Friday, 28 October 2011

All Beefed Up at the Agrarian Kitchen

Apologies for the late post -- I've been a little distracted with travel, but finally, here's my full post of the very first "All Beefed Up" class at the Agrarian Kitchen.

The class was held at the end of August and I again, I was kindly invited back to photograph the event.  Just like the "Whole Hog" class, it was held over two days where we learnt we were shown all the cuts and their uses.  The beef in this class was the Robbins Island Wagyu, grown locally on an island north west of Tasmania.  John Hammond from Hammonds Farms joined us on the first day and we able to speak to the farmer himself about how these cattle were raised.

The farm is located in one of the cleanest environment in the world, afterall, the north west of Tasmania has a baseline air quality station run by Bureau of Meteorology and CSIRO.  Measurements taken from this site to compare against air quality around the world and acts as a yardstick for pollution.  Beef grown in this environment, roaming from island to island has got to be extraordinary.

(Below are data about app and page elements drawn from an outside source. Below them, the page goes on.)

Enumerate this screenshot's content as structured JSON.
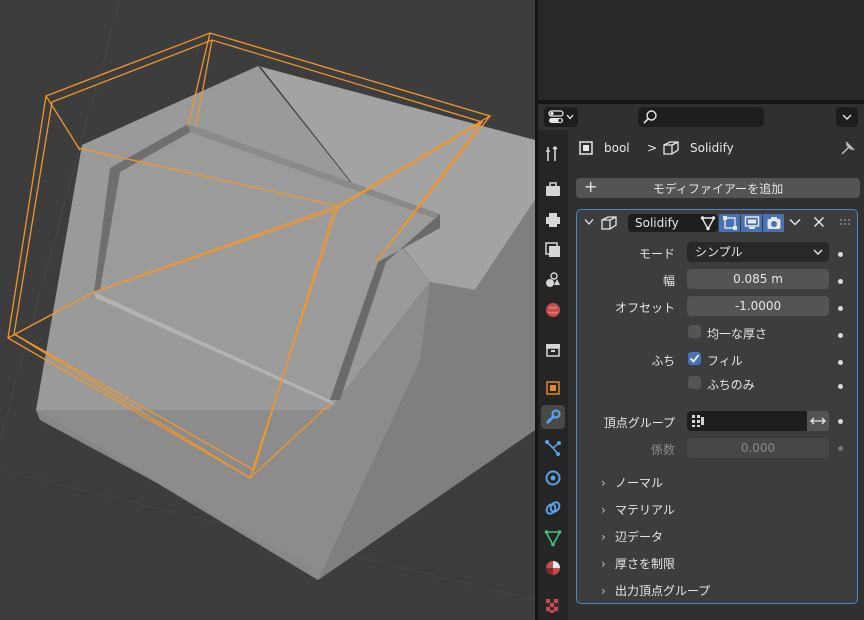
{
  "breadcrumb": {
    "object": "bool",
    "separator": ">",
    "modifier": "Solidify"
  },
  "add_modifier_label": "モディファイアーを追加",
  "modifier": {
    "name": "Solidify",
    "mode_label": "モード",
    "mode_value": "シンプル",
    "thickness_label": "幅",
    "thickness_value": "0.085 m",
    "offset_label": "オフセット",
    "offset_value": "-1.0000",
    "even_thickness_label": "均一な厚さ",
    "rim_label": "ふち",
    "fill_label": "フィル",
    "fill_checked": true,
    "rim_only_label": "ふちのみ",
    "vertex_group_label": "頂点グループ",
    "factor_label": "係数",
    "factor_value": "0.000",
    "subpanels": [
      "ノーマル",
      "マテリアル",
      "辺データ",
      "厚さを制限",
      "出力頂点グループ"
    ]
  },
  "tabs": [
    "tool-icon",
    "render-icon",
    "output-icon",
    "view-layer-icon",
    "scene-icon",
    "world-icon",
    "collection-icon",
    "object-icon",
    "modifier-icon",
    "particles-icon",
    "physics-icon",
    "constraints-icon",
    "data-icon",
    "material-icon",
    "texture-icon"
  ],
  "colors": {
    "accent": "#4772b3",
    "selection_outline": "#f0962e",
    "panel_border": "#4a86c8"
  }
}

And it was.

Marcus from Vermey's Butcher was back to demonstrate how the cuts were made, again with same precision and speed as I saw in the last class.  Due the the size of the cattle, it was broken into three sections before the class had started, but it was still a lot of work to break it all down into cuts.  Just to give you an idea on the sheer quantity of beef we had, there was 18kg of sausage mince.

The beef was simply beautiful:

The class got to work quickly, cutting, sawing and gathering ingredients for our dishes.  We had 14 dishes on the menu over the next two days, so there was a lot of work to do!

To start off the day, slices of beef that were flattened for the carpaccio.  For some reason, they ended up looking like a map of Australia.  It was eaten with much pride.

The beef was so soft and full of flavour, and was amazing with the crispy polenta squares and chilli oil.  Every now and then, there's a hit of saltiness from salt flakes.  Who would have thought beef could be so refreshing?  It was a fabulous start to lunch.

Unfortunately, I had to take off earlier that day, so didn't manage to photograph the other dishes.  Don't worry, lunch the next day's lunch had many dishes and photographed in full.

We returned to the kitchen for breakfast.  It was a beef short-rib soup that was prepared from the day before.  It was an Asian inspired soup with a lightly spiced clear broth served with rice noodles.  The beef was tender from the hours it had spent in the pot and had gently flavoured the soup.  It had reminded me of mum's soups.

The class got straight back into the kitchen after the filling and nourishing breakfast to make continue yesterday's cooking for what was to be, a very, very long lunch.

Our first course was the mini beef burger, inspired by Rockpool's menu.  Everything apart from the cheese was made in-house: brioche bun, tomato sauce, marinated beetroot, and lettuce from the garden and freshly made shoestring fries.  It's going to be difficult to find burgers that could be half as good as this.

We then made some fresh pasta for the Ragu all a Bolognaise.  The beef was slow cooked, shredded and then cooked again before adding to the pasta.  It was comfort food at its best -- silky pasta with a robust beef sauce.  

We then had the confit of beef tongue that slow cooked in fat in a slow oven.  It was served cooled with some mustard and baby radishes from the garden.  The texture was surprisingly soft due to the slow cooking and had its own unique flavour.  It was thoroughly enjoyable and not something I usually eat.

I'll end this rather long post with some of the delicious dishes we've made:  beef with chilli jam, wagyu sausages, stuffed beef cheeks and beef shin agrodolce, beef pie and yes, a dessert!  It was the apple and suet pudding with caramel sauce.

Thank you again to Severine and Rodney for inviting me back to the kitchen.  The classes are great as always, and I even as an observer, I constantly come away with new knowledge and appreciation for food.